In their first project since exiting “The West Wing,” Aaron Sorkin and Thomas Schlamme will join forces at New Line on “The Farnsworth Invention,” a drama about how Philo Farnsworth invented TV technology and was robbed of the glory by broadcast pioneer David Sarnoff.
Project was sold as a spec package. After entering into exclusive negotiations early this week, New Line agreed to pay $2.5 million against 2% of gross for Sorkin to write and produce, with Schlamme receiving just north of $1 million to direct the film and produce.
Script is set in the late 1920s, when the 22-year-old genius from Utah became the first to capture a moving image in a box. That led to a skirmish with rival scientist Vladimir Zworykin, who years earlier had filed a patent for the technology even though he hadn’t made it work until Farnsworth’s invention.
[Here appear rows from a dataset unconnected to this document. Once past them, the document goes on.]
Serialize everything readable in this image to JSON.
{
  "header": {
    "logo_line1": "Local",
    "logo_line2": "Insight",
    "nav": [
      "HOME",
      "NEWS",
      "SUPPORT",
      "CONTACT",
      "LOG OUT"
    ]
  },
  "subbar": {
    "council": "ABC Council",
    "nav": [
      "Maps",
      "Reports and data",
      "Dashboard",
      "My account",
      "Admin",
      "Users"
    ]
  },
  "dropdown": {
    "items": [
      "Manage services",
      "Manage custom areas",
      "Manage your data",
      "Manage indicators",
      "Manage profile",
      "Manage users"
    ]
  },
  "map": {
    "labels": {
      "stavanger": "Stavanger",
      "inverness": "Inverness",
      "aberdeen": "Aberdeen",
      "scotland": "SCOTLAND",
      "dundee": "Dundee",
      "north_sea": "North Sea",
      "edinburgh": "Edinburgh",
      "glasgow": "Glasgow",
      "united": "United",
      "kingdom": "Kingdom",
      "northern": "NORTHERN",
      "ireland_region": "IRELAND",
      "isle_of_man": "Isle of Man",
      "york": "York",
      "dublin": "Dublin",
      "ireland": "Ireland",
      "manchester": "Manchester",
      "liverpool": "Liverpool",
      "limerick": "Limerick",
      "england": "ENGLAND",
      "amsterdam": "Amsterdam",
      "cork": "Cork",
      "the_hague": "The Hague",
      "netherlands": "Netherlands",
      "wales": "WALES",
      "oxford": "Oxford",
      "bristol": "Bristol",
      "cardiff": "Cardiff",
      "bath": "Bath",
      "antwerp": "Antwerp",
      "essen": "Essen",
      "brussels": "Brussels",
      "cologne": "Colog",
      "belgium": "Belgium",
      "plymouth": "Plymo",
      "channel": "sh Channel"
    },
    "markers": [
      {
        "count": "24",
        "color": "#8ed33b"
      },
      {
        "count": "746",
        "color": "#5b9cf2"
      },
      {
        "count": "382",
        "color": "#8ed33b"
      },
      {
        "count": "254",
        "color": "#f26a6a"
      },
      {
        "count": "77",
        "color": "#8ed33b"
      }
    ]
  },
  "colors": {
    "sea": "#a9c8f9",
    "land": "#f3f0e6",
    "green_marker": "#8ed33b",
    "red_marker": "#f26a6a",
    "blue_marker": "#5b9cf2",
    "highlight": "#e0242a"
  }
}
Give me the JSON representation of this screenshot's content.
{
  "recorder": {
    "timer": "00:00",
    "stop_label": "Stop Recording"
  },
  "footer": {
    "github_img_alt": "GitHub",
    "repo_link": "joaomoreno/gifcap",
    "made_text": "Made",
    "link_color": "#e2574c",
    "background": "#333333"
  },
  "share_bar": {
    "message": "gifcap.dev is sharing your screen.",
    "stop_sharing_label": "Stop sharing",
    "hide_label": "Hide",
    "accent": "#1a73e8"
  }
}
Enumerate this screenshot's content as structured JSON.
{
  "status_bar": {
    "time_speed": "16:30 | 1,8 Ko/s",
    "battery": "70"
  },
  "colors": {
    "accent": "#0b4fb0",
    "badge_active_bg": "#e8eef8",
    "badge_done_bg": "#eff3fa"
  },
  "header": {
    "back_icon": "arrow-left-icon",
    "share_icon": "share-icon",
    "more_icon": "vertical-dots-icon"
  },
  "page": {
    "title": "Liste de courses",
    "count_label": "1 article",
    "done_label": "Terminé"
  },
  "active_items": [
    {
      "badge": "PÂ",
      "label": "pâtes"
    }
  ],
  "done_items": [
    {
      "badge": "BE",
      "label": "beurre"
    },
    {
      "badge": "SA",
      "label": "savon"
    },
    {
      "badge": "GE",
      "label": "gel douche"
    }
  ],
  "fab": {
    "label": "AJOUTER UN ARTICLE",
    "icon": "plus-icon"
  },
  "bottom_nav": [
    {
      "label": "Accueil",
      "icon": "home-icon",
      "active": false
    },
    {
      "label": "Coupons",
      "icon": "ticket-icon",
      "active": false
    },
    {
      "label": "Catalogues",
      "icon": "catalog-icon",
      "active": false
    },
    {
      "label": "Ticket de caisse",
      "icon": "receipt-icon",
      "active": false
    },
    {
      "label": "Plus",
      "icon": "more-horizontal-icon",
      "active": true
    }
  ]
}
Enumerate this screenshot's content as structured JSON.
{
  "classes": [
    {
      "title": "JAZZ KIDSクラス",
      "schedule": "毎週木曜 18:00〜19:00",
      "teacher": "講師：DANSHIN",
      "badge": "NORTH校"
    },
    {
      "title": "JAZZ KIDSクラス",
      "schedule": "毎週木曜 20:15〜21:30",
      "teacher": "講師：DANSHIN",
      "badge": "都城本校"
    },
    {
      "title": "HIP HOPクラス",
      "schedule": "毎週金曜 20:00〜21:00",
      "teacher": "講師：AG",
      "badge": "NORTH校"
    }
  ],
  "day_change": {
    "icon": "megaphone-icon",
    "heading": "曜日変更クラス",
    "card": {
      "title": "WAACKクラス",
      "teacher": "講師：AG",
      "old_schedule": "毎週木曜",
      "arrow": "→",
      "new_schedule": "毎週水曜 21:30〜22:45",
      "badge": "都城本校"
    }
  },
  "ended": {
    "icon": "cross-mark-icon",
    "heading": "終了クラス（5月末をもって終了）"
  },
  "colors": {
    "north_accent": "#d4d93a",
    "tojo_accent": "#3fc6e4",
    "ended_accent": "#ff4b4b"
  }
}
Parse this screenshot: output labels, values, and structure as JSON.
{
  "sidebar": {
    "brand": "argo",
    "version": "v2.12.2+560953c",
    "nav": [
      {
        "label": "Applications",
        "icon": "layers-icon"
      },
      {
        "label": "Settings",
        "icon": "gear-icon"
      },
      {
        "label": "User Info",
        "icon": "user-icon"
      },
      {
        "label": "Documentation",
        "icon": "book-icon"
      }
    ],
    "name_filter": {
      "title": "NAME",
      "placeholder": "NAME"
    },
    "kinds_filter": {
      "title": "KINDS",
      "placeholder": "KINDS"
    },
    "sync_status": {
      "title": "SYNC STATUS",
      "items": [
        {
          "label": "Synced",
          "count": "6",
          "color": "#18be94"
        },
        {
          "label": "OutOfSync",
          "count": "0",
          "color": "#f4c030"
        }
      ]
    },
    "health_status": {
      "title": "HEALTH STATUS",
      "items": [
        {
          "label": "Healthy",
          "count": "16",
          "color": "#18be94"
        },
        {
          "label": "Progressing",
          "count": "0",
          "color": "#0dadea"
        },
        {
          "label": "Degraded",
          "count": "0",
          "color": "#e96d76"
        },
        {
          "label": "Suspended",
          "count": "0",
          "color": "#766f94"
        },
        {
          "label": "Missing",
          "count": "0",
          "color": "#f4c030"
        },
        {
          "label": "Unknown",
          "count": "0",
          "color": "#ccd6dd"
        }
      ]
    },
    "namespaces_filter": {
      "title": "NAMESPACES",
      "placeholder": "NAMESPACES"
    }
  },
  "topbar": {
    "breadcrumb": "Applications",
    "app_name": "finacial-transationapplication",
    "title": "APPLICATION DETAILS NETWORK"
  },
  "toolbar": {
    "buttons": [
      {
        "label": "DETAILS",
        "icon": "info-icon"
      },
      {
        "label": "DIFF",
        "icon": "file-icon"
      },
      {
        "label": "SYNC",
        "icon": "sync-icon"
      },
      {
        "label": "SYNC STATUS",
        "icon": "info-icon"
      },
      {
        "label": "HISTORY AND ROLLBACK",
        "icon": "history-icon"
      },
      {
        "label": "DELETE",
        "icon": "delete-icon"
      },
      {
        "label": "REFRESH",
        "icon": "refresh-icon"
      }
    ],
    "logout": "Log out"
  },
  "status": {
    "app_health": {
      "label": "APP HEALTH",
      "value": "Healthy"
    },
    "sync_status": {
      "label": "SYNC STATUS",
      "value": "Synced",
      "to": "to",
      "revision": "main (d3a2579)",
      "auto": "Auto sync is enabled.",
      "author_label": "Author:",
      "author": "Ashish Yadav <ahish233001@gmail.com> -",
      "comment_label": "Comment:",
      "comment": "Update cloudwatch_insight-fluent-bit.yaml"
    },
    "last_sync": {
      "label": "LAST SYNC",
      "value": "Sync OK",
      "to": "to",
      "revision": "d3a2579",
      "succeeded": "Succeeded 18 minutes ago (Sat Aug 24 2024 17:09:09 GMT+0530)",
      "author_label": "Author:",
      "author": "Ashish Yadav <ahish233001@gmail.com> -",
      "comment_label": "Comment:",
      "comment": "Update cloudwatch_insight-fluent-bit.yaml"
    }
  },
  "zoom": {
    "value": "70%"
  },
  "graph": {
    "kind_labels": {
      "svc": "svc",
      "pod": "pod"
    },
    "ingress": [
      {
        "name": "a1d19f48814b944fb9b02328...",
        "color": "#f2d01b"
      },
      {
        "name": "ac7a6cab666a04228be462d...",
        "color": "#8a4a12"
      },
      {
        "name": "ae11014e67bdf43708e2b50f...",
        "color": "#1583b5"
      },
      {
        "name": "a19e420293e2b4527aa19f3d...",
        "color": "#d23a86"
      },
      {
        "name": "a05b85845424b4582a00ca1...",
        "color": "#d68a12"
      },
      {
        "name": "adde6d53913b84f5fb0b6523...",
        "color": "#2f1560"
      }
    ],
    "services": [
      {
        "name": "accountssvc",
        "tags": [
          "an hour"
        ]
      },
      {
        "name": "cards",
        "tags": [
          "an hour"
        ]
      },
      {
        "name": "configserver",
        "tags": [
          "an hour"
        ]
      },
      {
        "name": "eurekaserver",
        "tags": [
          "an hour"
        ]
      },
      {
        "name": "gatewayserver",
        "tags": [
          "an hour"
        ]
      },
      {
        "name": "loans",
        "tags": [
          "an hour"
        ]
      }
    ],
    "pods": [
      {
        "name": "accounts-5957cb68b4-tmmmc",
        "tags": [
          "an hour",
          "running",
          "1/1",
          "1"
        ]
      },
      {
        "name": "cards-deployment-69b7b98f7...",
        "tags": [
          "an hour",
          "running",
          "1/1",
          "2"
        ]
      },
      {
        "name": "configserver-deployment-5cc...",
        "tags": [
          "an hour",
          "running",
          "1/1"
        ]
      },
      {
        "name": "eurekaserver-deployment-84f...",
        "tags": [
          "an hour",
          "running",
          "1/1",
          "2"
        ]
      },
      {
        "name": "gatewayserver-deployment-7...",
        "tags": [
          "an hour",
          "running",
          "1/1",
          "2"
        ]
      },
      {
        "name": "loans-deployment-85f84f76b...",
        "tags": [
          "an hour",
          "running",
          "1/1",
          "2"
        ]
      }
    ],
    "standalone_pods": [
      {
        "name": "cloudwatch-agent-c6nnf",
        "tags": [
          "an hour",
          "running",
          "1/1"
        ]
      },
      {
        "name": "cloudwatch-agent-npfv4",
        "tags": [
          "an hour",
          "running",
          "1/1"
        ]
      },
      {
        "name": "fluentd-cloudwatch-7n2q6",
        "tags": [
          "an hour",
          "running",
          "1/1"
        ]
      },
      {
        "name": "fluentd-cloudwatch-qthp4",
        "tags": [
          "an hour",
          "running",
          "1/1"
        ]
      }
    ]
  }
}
Since Zworykin was under the employ of radio giant RCA and Sarnoff, the young mogul who ran the broadcasting giant engaged in a take-no-prisoners battle for control of the invention that would change the world.
New Line president Toby Emmerich made the buy and will oversee the project. “The way (Sorkin) portrayed Philo and Sarnoff on the page, I’d say (they were) two of the best characters I’d read in a movie script over the last 10 years. They are adversaries, but it is subtle and sophisticated. It is a compelling drama that will have the feel of ‘Seabiscuit’ in that it covers one of those periods in the country where everything changed.”
Sorkin and Schlamme met while working on the Sorkin-created series “Sports Night,” and then became exec producers on “The West Wing.”